Exercise directions: Return the records in full, exactly as given.

#####

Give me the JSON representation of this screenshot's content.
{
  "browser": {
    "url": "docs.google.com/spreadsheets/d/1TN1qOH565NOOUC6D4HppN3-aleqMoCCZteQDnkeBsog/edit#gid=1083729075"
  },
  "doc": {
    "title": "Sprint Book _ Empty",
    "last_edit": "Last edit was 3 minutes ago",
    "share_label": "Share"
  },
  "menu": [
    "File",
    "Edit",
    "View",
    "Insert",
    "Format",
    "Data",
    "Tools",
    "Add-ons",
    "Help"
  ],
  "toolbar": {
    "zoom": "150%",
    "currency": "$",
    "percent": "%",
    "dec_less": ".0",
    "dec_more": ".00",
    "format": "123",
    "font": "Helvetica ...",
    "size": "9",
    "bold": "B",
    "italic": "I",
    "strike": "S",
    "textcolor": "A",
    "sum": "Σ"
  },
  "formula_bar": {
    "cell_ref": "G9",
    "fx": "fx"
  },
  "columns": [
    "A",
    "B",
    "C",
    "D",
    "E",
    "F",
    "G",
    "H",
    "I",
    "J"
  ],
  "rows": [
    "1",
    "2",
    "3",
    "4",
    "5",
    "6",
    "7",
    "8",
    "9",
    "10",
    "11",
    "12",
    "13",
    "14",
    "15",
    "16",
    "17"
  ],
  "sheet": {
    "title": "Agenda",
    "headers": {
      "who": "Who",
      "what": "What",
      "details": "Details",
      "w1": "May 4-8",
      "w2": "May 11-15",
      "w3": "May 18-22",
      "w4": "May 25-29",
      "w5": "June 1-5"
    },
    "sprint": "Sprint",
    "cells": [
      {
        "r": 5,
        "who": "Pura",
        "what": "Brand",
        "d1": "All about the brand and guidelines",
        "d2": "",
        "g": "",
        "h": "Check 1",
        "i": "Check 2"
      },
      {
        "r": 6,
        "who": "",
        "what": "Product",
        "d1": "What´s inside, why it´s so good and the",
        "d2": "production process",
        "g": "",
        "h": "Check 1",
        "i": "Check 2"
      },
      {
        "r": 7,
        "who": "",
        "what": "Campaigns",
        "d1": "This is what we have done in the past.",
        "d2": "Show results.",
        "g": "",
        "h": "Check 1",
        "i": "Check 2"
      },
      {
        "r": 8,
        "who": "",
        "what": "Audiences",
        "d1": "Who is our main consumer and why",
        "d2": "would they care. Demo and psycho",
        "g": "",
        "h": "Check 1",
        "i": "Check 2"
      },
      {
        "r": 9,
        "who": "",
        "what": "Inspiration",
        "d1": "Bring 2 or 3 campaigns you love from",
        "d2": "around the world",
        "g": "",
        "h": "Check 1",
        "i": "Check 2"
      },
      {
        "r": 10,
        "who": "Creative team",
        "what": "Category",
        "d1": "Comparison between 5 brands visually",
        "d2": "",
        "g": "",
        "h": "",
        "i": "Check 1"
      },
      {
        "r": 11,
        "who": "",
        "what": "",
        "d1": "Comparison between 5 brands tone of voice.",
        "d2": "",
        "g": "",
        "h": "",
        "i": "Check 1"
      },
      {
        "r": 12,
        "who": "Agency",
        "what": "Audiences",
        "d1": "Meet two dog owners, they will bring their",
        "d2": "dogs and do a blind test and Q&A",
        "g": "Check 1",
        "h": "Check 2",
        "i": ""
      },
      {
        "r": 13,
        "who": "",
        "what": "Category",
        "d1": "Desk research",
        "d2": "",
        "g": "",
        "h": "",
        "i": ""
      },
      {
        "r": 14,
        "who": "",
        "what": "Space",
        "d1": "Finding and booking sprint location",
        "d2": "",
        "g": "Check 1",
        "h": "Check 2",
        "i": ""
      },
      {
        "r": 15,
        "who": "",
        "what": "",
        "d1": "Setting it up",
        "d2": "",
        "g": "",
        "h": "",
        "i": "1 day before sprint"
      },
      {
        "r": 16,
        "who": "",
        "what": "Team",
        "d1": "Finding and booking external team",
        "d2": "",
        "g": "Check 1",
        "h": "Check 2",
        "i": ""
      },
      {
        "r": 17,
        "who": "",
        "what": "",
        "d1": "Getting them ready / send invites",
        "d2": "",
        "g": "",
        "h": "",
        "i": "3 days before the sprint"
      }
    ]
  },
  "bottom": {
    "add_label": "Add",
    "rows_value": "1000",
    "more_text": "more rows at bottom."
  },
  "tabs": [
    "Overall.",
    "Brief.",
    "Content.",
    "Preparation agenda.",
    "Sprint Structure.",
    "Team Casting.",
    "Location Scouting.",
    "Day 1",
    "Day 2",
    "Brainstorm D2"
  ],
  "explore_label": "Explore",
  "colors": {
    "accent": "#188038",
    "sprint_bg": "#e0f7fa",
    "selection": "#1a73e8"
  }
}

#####

Exercise output:
Give me the JSON representation of this screenshot's content.
{
  "browser": {
    "url": "docs.google.com/spreadsheets/d/1TN1qOH565NOOUC6D4HppN3-aleqMoCCZteQDnkeBsog/edit#gid=1083729075"
  },
  "doc": {
    "title": "Sprint Book _ Empty",
    "last_edit": "Last edit was 3 minutes ago",
    "share_label": "Share"
  },
  "menu": [
    "File",
    "Edit",
    "View",
    "Insert",
    "Format",
    "Data",
    "Tools",
    "Add-ons",
    "Help"
  ],
  "toolbar": {
    "zoom": "150%",
    "currency": "$",
    "percent": "%",
    "dec_less": ".0",
    "dec_more": ".00",
    "format": "123",
    "font": "Helvetica ...",
    "size": "9",
    "bold": "B",
    "italic": "I",
    "strike": "S",
    "textcolor": "A",
    "sum": "Σ"
  },
  "formula_bar": {
    "cell_ref": "G9",
    "fx": "fx"
  },
  "columns": [
    "A",
    "B",
    "C",
    "D",
    "E",
    "F",
    "G",
    "H",
    "I",
    "J"
  ],
  "rows": [
    "1",
    "2",
    "3",
    "4",
    "5",
    "6",
    "7",
    "8",
    "9",
    "10",
    "11",
    "12",
    "13",
    "14",
    "15",
    "16",
    "17"
  ],
  "sheet": {
    "title": "Agenda",
    "headers": {
      "who": "Who",
      "what": "What",
      "details": "Details",
      "w1": "May 4-8",
      "w2": "May 11-15",
      "w3": "May 18-22",
      "w4": "May 25-29",
      "w5": "June 1-5"
    },
    "sprint": "Sprint",
    "cells": [
      {
        "r": 5,
        "who": "Pura",
        "what": "Brand",
        "d1": "All about the brand and guidelines",
        "d2": "",
        "g": "",
        "h": "Check 1",
        "i": "Check 2"
      },
      {
        "r": 6,
        "who": "",
        "what": "Product",
        "d1": "What´s inside, why it´s so good and the",
        "d2": "production process",
        "g": "",
        "h": "Check 1",
        "i": "Check 2"
      },
      {
        "r": 7,
        "who": "",
        "what": "Campaigns",
        "d1": "This is what we have done in the past.",
        "d2": "Show results.",
        "g": "",
        "h": "Check 1",
        "i": "Check 2"
      },
      {
        "r": 8,
        "who": "",
        "what": "Audiences",
        "d1": "Who is our main consumer and why",
        "d2": "would they care. Demo and psycho",
        "g": "",
        "h": "Check 1",
        "i": "Check 2"
      },
      {
        "r": 9,
        "who": "",
        "what": "Inspiration",
        "d1": "Bring 2 or 3 campaigns you love from",
        "d2": "around the world",
        "g": "",
        "h": "Check 1",
        "i": "Check 2"
      },
      {
        "r": 10,
        "who": "Creative team",
        "what": "Category",
        "d1": "Comparison between 5 brands visually",
        "d2": "",
        "g": "",
        "h": "",
        "i": "Check 1"
      },
      {
        "r": 11,
        "who": "",
        "what": "",
        "d1": "Comparison between 5 brands tone of voice.",
        "d2": "",
        "g": "",
        "h": "",
        "i": "Check 1"
      },
      {
        "r": 12,
        "who": "Agency",
        "what": "Audiences",
        "d1": "Meet two dog owners, they will bring their",
        "d2": "dogs and do a blind test and Q&A",
        "g": "Check 1",
        "h": "Check 2",
        "i": ""
      },
      {
        "r": 13,
        "who": "",
        "what": "Category",
        "d1": "Desk research",
        "d2": "",
        "g": "",
        "h": "",
        "i": ""
      },
      {
        "r": 14,
        "who": "",
        "what": "Space",
        "d1": "Finding and booking sprint location",
        "d2": "",
        "g": "Check 1",
        "h": "Check 2",
        "i": ""
      },
      {
        "r": 15,
        "who": "",
        "what": "",
        "d1": "Setting it up",
        "d2": "",
        "g": "",
        "h": "",
        "i": "1 day before sprint"
      },
      {
        "r": 16,
        "who": "",
        "what": "Team",
        "d1": "Finding and booking external team",
        "d2": "",
        "g": "Check 1",
        "h": "Check 2",
        "i": ""
      },
      {
        "r": 17,
        "who": "",
        "what": "",
        "d1": "Getting them ready / send invites",
        "d2": "",
        "g": "",
        "h": "",
        "i": "3 days before the sprint"
      }
    ]
  },
  "bottom": {
    "add_label": "Add",
    "rows_value": "1000",
    "more_text": "more rows at bottom."
  },
  "tabs": [
    "Overall.",
    "Brief.",
    "Content.",
    "Preparation agenda.",
    "Sprint Structure.",
    "Team Casting.",
    "Location Scouting.",
    "Day 1",
    "Day 2",
    "Brainstorm D2"
  ],
  "explore_label": "Explore",
  "colors": {
    "accent": "#188038",
    "sprint_bg": "#e0f7fa",
    "selection": "#1a73e8"
  }
}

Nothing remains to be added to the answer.